* [RECORDS PROVIDED]:
'''

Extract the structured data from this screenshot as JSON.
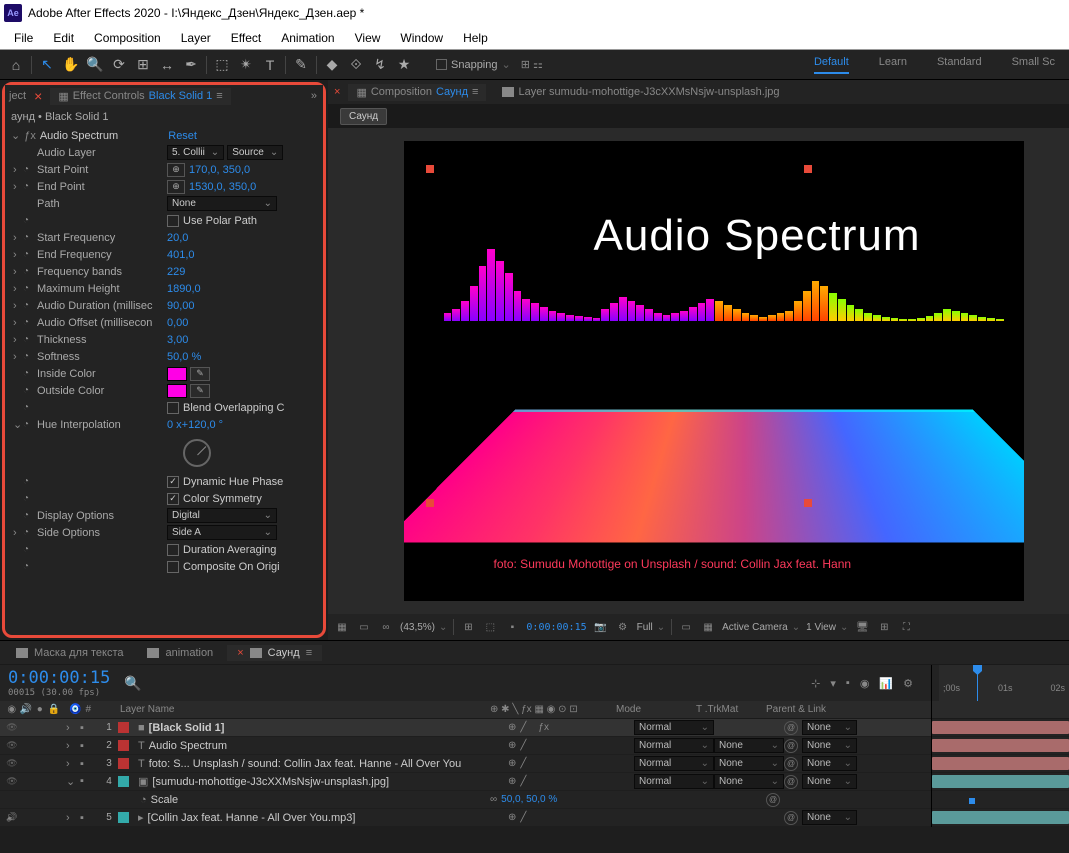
{
  "title": "Adobe After Effects 2020 - I:\\Яндекс_Дзен\\Яндекс_Дзен.aep *",
  "app_badge": "Ae",
  "menu": [
    "File",
    "Edit",
    "Composition",
    "Layer",
    "Effect",
    "Animation",
    "View",
    "Window",
    "Help"
  ],
  "toolbar_icons": [
    "⌂",
    "↖",
    "✋",
    "🔍",
    "⟳",
    "⊞",
    "↔",
    "✒",
    "⬚",
    "✴",
    "T",
    "✎",
    "◆",
    "⟐",
    "↯",
    "★"
  ],
  "snapping_label": "Snapping",
  "workspaces": {
    "items": [
      "Default",
      "Learn",
      "Standard",
      "Small Sc"
    ],
    "active": 0
  },
  "effect_controls": {
    "tab_prefix": "Effect Controls",
    "tab_subject": "Black Solid 1",
    "header": "аунд • Black Solid 1",
    "effect_name": "Audio Spectrum",
    "reset": "Reset",
    "audio_layer_label": "Audio Layer",
    "audio_layer_val": "5. Collii",
    "audio_layer_source": "Source",
    "props": [
      {
        "k": "start_point",
        "label": "Start Point",
        "val": "170,0, 350,0",
        "target": true
      },
      {
        "k": "end_point",
        "label": "End Point",
        "val": "1530,0, 350,0",
        "target": true
      },
      {
        "k": "path",
        "label": "Path",
        "dd": "None"
      },
      {
        "k": "polar",
        "checkbox": false,
        "label": "Use Polar Path"
      },
      {
        "k": "start_freq",
        "label": "Start Frequency",
        "val": "20,0"
      },
      {
        "k": "end_freq",
        "label": "End Frequency",
        "val": "401,0"
      },
      {
        "k": "bands",
        "label": "Frequency bands",
        "val": "229"
      },
      {
        "k": "max_h",
        "label": "Maximum Height",
        "val": "1890,0"
      },
      {
        "k": "dur",
        "label": "Audio Duration (millisec",
        "val": "90,00"
      },
      {
        "k": "off",
        "label": "Audio Offset (millisecon",
        "val": "0,00"
      },
      {
        "k": "thick",
        "label": "Thickness",
        "val": "3,00"
      },
      {
        "k": "soft",
        "label": "Softness",
        "val": "50,0 %"
      },
      {
        "k": "inside",
        "label": "Inside Color",
        "color": "#ff00e6"
      },
      {
        "k": "outside",
        "label": "Outside Color",
        "color": "#ff00e6"
      },
      {
        "k": "blend",
        "checkbox": false,
        "label": "Blend Overlapping C"
      },
      {
        "k": "hue",
        "label": "Hue Interpolation",
        "val": "0 x+120,0 °"
      }
    ],
    "dyn_hue": {
      "label": "Dynamic Hue Phase",
      "checked": true
    },
    "color_sym": {
      "label": "Color Symmetry",
      "checked": true
    },
    "display_opts": {
      "label": "Display Options",
      "val": "Digital"
    },
    "side_opts": {
      "label": "Side Options",
      "val": "Side A"
    },
    "dur_avg": {
      "label": "Duration Averaging",
      "checked": false
    },
    "comp_orig": {
      "label": "Composite On Origi",
      "checked": false
    }
  },
  "composition": {
    "tab_label": "Composition",
    "tab_name": "Саунд",
    "layer_tab": "Layer sumudu-mohottige-J3cXXMsNsjw-unsplash.jpg",
    "flow_tag": "Саунд",
    "viewer_title": "Audio Spectrum",
    "viewer_credit": "foto: Sumudu Mohottige on Unsplash / sound: Collin Jax feat. Hann"
  },
  "viewer_footer": {
    "zoom": "(43,5%)",
    "time": "0:00:00:15",
    "res": "Full",
    "view3d": "Active Camera",
    "views": "1 View"
  },
  "timeline": {
    "tabs": [
      {
        "label": "Маска для текста"
      },
      {
        "label": "animation"
      },
      {
        "label": "Саунд",
        "active": true
      }
    ],
    "timecode": "0:00:00:15",
    "fps": "00015 (30.00 fps)",
    "ruler": [
      ";00s",
      "01s",
      "02s"
    ],
    "cols": {
      "num": "#",
      "layer": "Layer Name",
      "mode": "Mode",
      "trk": "T .TrkMat",
      "pl": "Parent & Link"
    },
    "layers": [
      {
        "n": "1",
        "color": "#b33",
        "name": "[Black Solid 1]",
        "mode": "Normal",
        "trk": "",
        "pl": "None",
        "sel": true,
        "icon": "■",
        "bar": "#a96b6b",
        "vis": true
      },
      {
        "n": "2",
        "color": "#b33",
        "name": "Audio Spectrum",
        "mode": "Normal",
        "trk": "None",
        "pl": "None",
        "icon": "T",
        "bar": "#a96b6b",
        "vis": true
      },
      {
        "n": "3",
        "color": "#b33",
        "name": "foto: S... Unsplash / sound: Collin Jax feat. Hanne - All Over You",
        "mode": "Normal",
        "trk": "None",
        "pl": "None",
        "icon": "T",
        "bar": "#a96b6b",
        "vis": true
      },
      {
        "n": "4",
        "color": "#3aa",
        "name": "[sumudu-mohottige-J3cXXMsNsjw-unsplash.jpg]",
        "mode": "Normal",
        "trk": "None",
        "pl": "None",
        "icon": "▣",
        "bar": "#5a9a9a",
        "vis": true,
        "open": true
      },
      {
        "scale": true,
        "name": "Scale",
        "val": "50,0, 50,0 %"
      },
      {
        "n": "5",
        "color": "#3aa",
        "name": "[Collin Jax feat. Hanne - All Over You.mp3]",
        "mode": "",
        "trk": "",
        "pl": "None",
        "icon": "▸",
        "bar": "#5a9a9a",
        "audio": true
      }
    ]
  }
}
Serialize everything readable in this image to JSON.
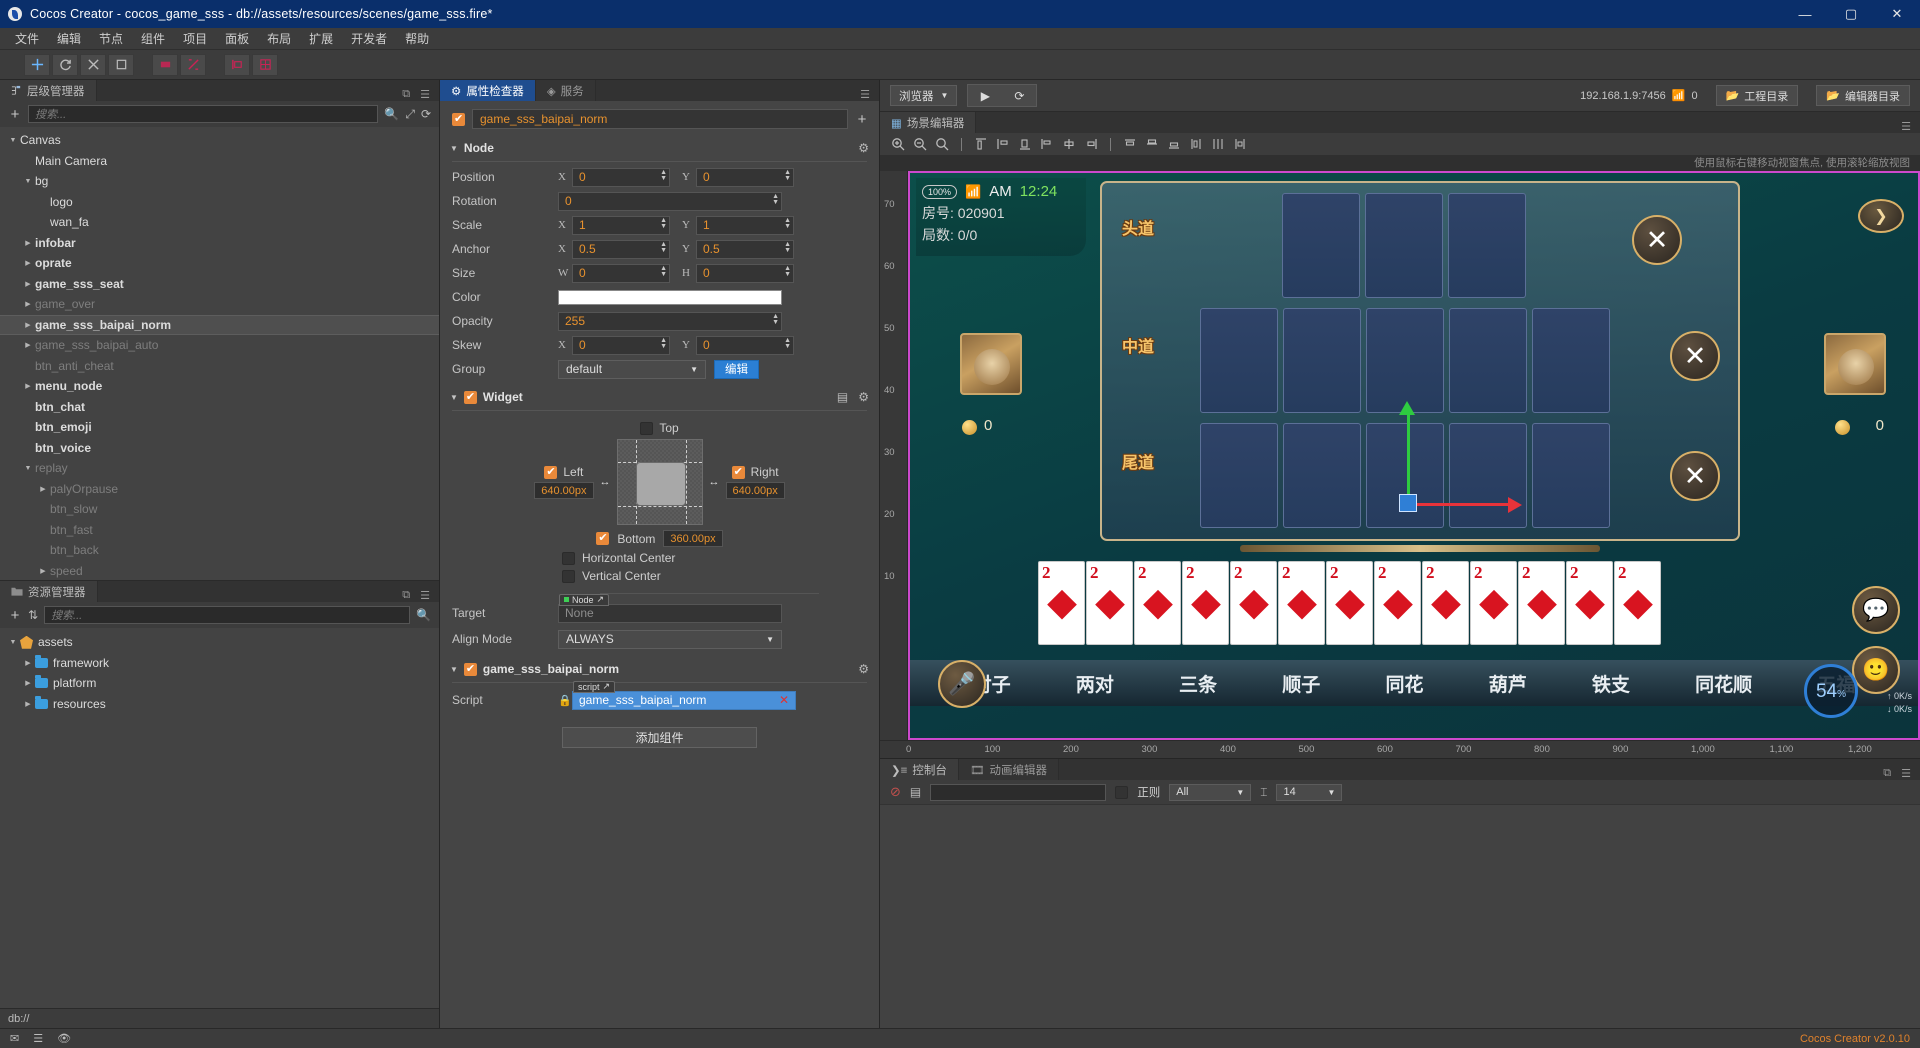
{
  "titlebar": {
    "title": "Cocos Creator - cocos_game_sss - db://assets/resources/scenes/game_sss.fire*",
    "minimize": "—",
    "maximize": "▢",
    "close": "✕"
  },
  "menubar": {
    "items": [
      "文件",
      "编辑",
      "节点",
      "组件",
      "项目",
      "面板",
      "布局",
      "扩展",
      "开发者",
      "帮助"
    ]
  },
  "hierarchy": {
    "tab": "层级管理器",
    "search_placeholder": "搜索...",
    "add_label": "+",
    "nodes": [
      {
        "label": "Canvas",
        "depth": 0,
        "arrow": "down",
        "dim": false,
        "selected": false
      },
      {
        "label": "Main Camera",
        "depth": 1,
        "arrow": "none",
        "dim": false,
        "selected": false
      },
      {
        "label": "bg",
        "depth": 1,
        "arrow": "down",
        "dim": false,
        "selected": false
      },
      {
        "label": "logo",
        "depth": 2,
        "arrow": "none",
        "dim": false,
        "selected": false
      },
      {
        "label": "wan_fa",
        "depth": 2,
        "arrow": "none",
        "dim": false,
        "selected": false
      },
      {
        "label": "infobar",
        "depth": 1,
        "arrow": "right",
        "dim": false,
        "selected": false
      },
      {
        "label": "oprate",
        "depth": 1,
        "arrow": "right",
        "dim": false,
        "selected": false
      },
      {
        "label": "game_sss_seat",
        "depth": 1,
        "arrow": "right",
        "dim": false,
        "selected": false
      },
      {
        "label": "game_over",
        "depth": 1,
        "arrow": "right",
        "dim": true,
        "selected": false
      },
      {
        "label": "game_sss_baipai_norm",
        "depth": 1,
        "arrow": "right",
        "dim": false,
        "selected": true
      },
      {
        "label": "game_sss_baipai_auto",
        "depth": 1,
        "arrow": "right",
        "dim": true,
        "selected": false
      },
      {
        "label": "btn_anti_cheat",
        "depth": 1,
        "arrow": "none",
        "dim": true,
        "selected": false
      },
      {
        "label": "menu_node",
        "depth": 1,
        "arrow": "right",
        "dim": false,
        "selected": false
      },
      {
        "label": "btn_chat",
        "depth": 1,
        "arrow": "none",
        "dim": false,
        "selected": false
      },
      {
        "label": "btn_emoji",
        "depth": 1,
        "arrow": "none",
        "dim": false,
        "selected": false
      },
      {
        "label": "btn_voice",
        "depth": 1,
        "arrow": "none",
        "dim": false,
        "selected": false
      },
      {
        "label": "replay",
        "depth": 1,
        "arrow": "down",
        "dim": true,
        "selected": false
      },
      {
        "label": "palyOrpause",
        "depth": 2,
        "arrow": "right",
        "dim": true,
        "selected": false
      },
      {
        "label": "btn_slow",
        "depth": 2,
        "arrow": "none",
        "dim": true,
        "selected": false
      },
      {
        "label": "btn_fast",
        "depth": 2,
        "arrow": "none",
        "dim": true,
        "selected": false
      },
      {
        "label": "btn_back",
        "depth": 2,
        "arrow": "none",
        "dim": true,
        "selected": false
      },
      {
        "label": "speed",
        "depth": 2,
        "arrow": "right",
        "dim": true,
        "selected": false
      }
    ]
  },
  "assets": {
    "tab": "资源管理器",
    "search_placeholder": "搜索...",
    "nodes": [
      {
        "label": "assets",
        "depth": 0,
        "arrow": "down",
        "icon": "assets-icon"
      },
      {
        "label": "framework",
        "depth": 1,
        "arrow": "right",
        "icon": "folder-icon"
      },
      {
        "label": "platform",
        "depth": 1,
        "arrow": "right",
        "icon": "folder-icon"
      },
      {
        "label": "resources",
        "depth": 1,
        "arrow": "right",
        "icon": "folder-icon"
      }
    ],
    "status_path": "db://"
  },
  "inspector": {
    "tab": "属性检查器",
    "tab2": "服务",
    "node_name": "game_sss_baipai_norm",
    "node_enabled": true,
    "add_component_plus": "+",
    "node_section": {
      "title": "Node",
      "position": {
        "label": "Position",
        "x_axis": "X",
        "y_axis": "Y",
        "x": "0",
        "y": "0"
      },
      "rotation": {
        "label": "Rotation",
        "value": "0"
      },
      "scale": {
        "label": "Scale",
        "x_axis": "X",
        "y_axis": "Y",
        "x": "1",
        "y": "1"
      },
      "anchor": {
        "label": "Anchor",
        "x_axis": "X",
        "y_axis": "Y",
        "x": "0.5",
        "y": "0.5"
      },
      "size": {
        "label": "Size",
        "w_axis": "W",
        "h_axis": "H",
        "w": "0",
        "h": "0"
      },
      "color": {
        "label": "Color",
        "value": "#FFFFFF"
      },
      "opacity": {
        "label": "Opacity",
        "value": "255"
      },
      "skew": {
        "label": "Skew",
        "x_axis": "X",
        "y_axis": "Y",
        "x": "0",
        "y": "0"
      },
      "group": {
        "label": "Group",
        "value": "default",
        "edit_button": "编辑"
      }
    },
    "widget_section": {
      "title": "Widget",
      "enabled": true,
      "top": {
        "label": "Top",
        "checked": false
      },
      "left": {
        "label": "Left",
        "checked": true,
        "value": "640.00px"
      },
      "right": {
        "label": "Right",
        "checked": true,
        "value": "640.00px"
      },
      "bottom": {
        "label": "Bottom",
        "checked": true,
        "value": "360.00px"
      },
      "horizontal_center": {
        "label": "Horizontal Center",
        "checked": false
      },
      "vertical_center": {
        "label": "Vertical Center",
        "checked": false
      },
      "target": {
        "label": "Target",
        "chip": "Node",
        "value": "None"
      },
      "align_mode": {
        "label": "Align Mode",
        "value": "ALWAYS"
      }
    },
    "script_section": {
      "title": "game_sss_baipai_norm",
      "enabled": true,
      "script": {
        "label": "Script",
        "chip": "script",
        "value": "game_sss_baipai_norm",
        "clear": "✕"
      }
    },
    "add_component_button": "添加组件"
  },
  "playbar": {
    "browser": "浏览器",
    "play": "▶",
    "refresh": "⟳",
    "ip": "192.168.1.9:7456",
    "device_count": "0",
    "project_dir": "工程目录",
    "editor_dir": "编辑器目录"
  },
  "scene": {
    "tab": "场景编辑器",
    "hint": "使用鼠标右键移动视窗焦点, 使用滚轮缩放视图",
    "ruler_v": [
      "70",
      "60",
      "50",
      "40",
      "30",
      "20",
      "10"
    ],
    "ruler_h": [
      "0",
      "100",
      "200",
      "300",
      "400",
      "500",
      "600",
      "700",
      "800",
      "900",
      "1,000",
      "1,100",
      "1,200"
    ],
    "game": {
      "zoom_badge": "100%",
      "clock_ampm": "AM",
      "clock_time": "12:24",
      "room_label": "房号: 020901",
      "round_label": "局数: 0/0",
      "lanes": [
        "头道",
        "中道",
        "尾道"
      ],
      "coin_left": "0",
      "coin_right": "0",
      "hand_types": [
        "对子",
        "两对",
        "三条",
        "顺子",
        "同花",
        "葫芦",
        "铁支",
        "同花顺",
        "五福"
      ],
      "card_rank": "2",
      "card_count": 13,
      "x_marks": [
        "✕",
        "✕",
        "✕"
      ],
      "fps": "54",
      "fps_unit": "%",
      "net_up": "0K/s",
      "net_down": "0K/s"
    }
  },
  "console": {
    "tab": "控制台",
    "tab2": "动画编辑器",
    "clear_icon": "⊘",
    "file_icon": "▤",
    "filter_value": "",
    "regex_label": "正则",
    "regex_checked": false,
    "level_filter": "All",
    "font_size": "14"
  },
  "statusbar": {
    "version": "Cocos Creator v2.0.10"
  },
  "colors": {
    "accent_orange": "#e8922e",
    "accent_blue": "#2b7fd4",
    "selection_blue": "#4a90d9",
    "canvas_border": "#cd49cd"
  }
}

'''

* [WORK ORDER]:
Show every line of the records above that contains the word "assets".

* [ANSWER SECTION]:
    "title": "Cocos Creator - cocos_game_sss - db://assets/resources/scenes/game_sss.fire*",
  "assets": {
        "label": "assets",
        "icon": "assets-icon"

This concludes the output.